> _PROBLEM STATEMENT_
Search term "views": please show all lines in the listing that contain it.
━━━━━ DATA TO EXAMINE
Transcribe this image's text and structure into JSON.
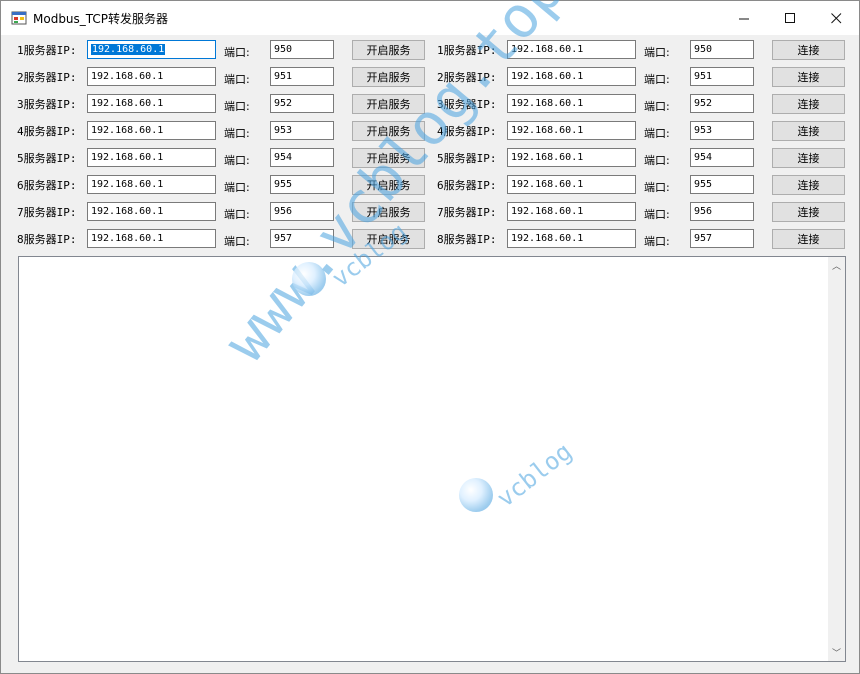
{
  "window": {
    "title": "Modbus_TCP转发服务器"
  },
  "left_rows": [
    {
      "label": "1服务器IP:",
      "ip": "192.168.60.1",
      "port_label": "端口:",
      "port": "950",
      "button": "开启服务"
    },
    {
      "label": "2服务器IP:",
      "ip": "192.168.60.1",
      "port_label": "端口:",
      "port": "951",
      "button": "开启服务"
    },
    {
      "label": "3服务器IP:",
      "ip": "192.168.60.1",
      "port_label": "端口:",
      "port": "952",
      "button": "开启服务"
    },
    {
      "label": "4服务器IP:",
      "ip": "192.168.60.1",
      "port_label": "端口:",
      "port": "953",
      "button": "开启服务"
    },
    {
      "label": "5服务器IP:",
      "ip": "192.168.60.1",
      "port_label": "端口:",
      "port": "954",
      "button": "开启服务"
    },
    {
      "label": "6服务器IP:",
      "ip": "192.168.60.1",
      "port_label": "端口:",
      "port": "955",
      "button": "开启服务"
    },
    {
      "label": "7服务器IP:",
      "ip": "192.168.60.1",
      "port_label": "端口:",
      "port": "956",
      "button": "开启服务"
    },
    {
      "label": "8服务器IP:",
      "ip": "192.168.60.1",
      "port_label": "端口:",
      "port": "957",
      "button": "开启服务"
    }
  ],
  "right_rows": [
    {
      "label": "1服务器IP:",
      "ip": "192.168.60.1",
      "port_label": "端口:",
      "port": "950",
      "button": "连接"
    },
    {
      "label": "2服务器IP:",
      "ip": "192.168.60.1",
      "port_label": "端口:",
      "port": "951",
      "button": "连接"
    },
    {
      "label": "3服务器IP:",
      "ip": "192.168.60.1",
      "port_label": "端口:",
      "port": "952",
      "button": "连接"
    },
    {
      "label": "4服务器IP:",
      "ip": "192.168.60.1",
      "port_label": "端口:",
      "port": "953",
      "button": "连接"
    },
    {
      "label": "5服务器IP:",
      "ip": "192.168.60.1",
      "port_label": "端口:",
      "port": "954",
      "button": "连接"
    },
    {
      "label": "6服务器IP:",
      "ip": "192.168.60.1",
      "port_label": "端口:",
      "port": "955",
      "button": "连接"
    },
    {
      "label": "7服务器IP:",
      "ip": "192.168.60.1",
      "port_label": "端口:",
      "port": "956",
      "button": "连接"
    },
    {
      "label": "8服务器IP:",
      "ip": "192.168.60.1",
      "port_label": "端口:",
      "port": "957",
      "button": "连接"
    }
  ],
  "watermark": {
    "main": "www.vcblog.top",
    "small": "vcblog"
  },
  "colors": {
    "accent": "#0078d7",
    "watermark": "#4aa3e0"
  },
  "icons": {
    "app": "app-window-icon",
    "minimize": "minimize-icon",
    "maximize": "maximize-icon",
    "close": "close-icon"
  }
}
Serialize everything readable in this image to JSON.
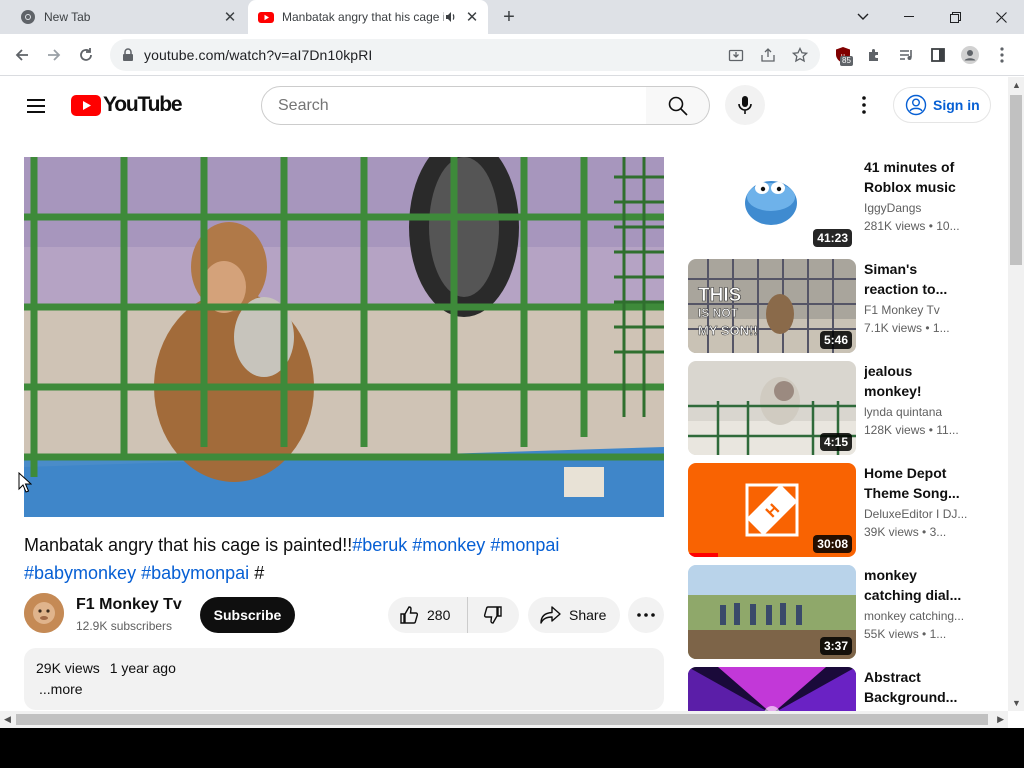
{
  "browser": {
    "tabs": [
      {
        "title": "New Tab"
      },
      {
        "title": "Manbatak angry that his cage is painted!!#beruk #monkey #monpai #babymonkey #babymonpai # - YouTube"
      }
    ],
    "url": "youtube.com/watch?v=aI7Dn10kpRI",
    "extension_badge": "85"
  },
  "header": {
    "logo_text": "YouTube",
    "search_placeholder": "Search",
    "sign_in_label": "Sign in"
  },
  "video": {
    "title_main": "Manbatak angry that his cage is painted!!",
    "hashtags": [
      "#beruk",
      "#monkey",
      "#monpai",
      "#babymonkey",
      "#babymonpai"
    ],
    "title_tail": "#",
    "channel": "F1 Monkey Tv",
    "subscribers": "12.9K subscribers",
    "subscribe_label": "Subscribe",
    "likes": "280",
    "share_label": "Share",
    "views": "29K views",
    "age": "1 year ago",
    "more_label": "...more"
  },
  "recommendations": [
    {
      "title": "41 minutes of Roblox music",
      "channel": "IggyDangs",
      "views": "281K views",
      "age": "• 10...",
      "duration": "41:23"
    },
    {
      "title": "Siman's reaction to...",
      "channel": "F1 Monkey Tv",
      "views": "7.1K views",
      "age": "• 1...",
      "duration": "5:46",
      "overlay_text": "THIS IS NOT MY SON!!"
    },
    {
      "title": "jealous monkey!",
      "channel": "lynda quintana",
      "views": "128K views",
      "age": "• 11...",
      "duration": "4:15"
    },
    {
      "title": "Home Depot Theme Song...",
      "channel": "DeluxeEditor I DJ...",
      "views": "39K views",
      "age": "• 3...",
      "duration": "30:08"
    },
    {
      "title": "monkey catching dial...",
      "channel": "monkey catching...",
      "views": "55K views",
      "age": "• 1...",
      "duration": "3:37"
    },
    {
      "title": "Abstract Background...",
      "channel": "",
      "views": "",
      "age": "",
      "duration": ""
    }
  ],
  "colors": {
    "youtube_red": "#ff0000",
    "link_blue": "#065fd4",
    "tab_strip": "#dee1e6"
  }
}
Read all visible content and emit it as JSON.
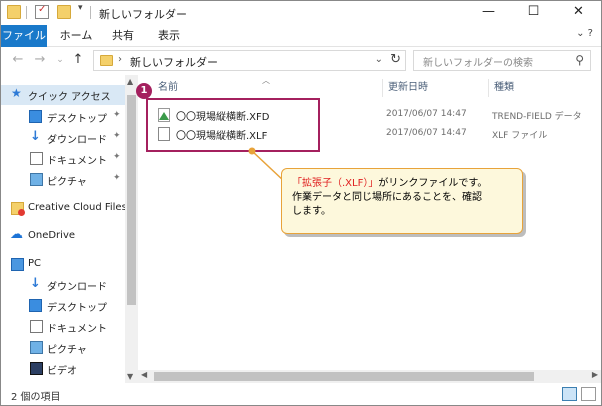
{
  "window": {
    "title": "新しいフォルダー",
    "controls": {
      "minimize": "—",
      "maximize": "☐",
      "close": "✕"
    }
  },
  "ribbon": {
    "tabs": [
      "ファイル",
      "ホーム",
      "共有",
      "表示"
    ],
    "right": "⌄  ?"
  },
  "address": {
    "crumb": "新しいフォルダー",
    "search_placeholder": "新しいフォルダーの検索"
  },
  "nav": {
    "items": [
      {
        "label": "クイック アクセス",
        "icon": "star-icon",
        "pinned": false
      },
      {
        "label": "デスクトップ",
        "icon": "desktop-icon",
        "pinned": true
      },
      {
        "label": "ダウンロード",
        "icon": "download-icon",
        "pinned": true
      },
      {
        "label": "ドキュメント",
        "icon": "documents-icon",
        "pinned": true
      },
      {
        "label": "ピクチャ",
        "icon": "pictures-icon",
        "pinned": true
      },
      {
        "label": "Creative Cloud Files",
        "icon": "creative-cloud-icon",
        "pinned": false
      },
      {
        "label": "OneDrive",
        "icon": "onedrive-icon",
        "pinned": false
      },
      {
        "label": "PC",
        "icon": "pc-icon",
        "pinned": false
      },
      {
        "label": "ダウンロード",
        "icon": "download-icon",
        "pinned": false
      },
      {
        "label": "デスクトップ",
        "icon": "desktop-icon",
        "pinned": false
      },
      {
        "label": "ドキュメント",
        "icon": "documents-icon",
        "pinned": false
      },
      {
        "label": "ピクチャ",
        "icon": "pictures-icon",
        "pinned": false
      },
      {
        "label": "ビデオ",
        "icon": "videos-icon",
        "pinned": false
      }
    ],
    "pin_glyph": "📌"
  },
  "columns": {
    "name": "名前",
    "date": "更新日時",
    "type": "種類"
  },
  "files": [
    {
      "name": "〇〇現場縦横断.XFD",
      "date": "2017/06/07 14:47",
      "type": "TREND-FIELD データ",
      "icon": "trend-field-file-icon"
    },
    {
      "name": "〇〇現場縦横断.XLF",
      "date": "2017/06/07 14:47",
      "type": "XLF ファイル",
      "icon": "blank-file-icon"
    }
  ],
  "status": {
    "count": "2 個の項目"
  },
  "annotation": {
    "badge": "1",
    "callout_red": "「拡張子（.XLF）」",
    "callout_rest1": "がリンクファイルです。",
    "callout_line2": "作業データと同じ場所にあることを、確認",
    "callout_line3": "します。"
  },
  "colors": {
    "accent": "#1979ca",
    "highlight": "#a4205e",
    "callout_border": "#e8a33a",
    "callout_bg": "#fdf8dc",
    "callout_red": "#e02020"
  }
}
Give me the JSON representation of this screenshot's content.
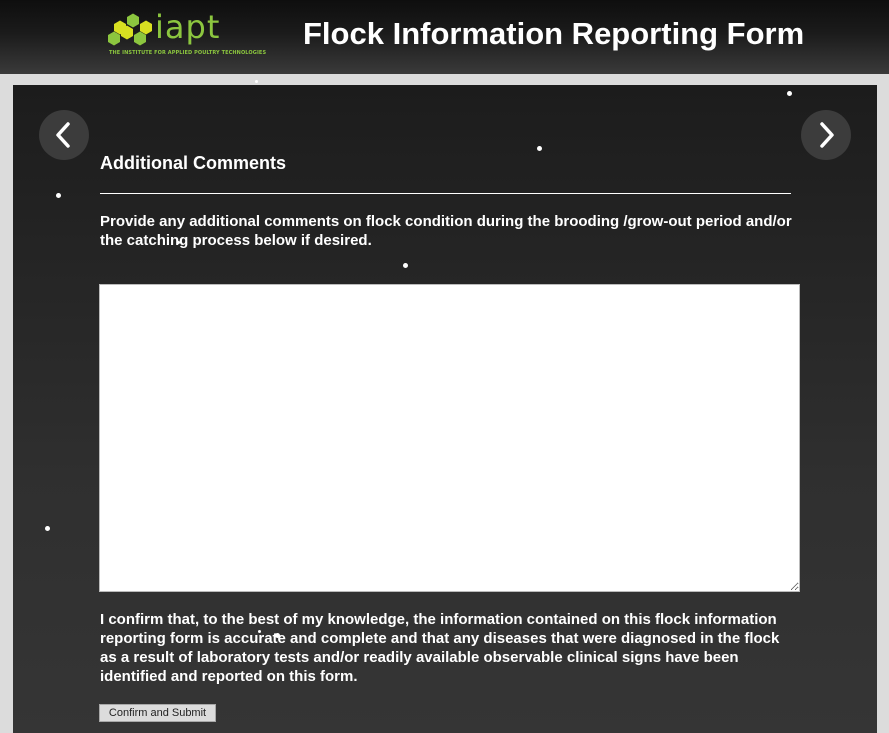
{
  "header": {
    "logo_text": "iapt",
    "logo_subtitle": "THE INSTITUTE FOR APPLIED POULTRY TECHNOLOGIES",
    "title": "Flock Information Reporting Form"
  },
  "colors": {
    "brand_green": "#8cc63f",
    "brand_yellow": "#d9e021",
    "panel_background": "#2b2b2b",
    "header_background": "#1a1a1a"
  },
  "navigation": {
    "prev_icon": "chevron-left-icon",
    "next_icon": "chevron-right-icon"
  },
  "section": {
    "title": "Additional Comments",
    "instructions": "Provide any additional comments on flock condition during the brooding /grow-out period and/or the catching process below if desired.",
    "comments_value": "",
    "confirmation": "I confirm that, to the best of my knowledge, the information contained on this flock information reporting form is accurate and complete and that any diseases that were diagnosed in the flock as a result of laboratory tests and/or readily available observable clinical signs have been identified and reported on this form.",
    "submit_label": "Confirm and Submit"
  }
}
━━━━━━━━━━
> _EXPECTED ANSWER_
    "views": "29K views",
      "views": "281K views",
      "views": "7.1K views",
      "views": "128K views",
      "views": "39K views",
      "views": "55K views",
      "views": "",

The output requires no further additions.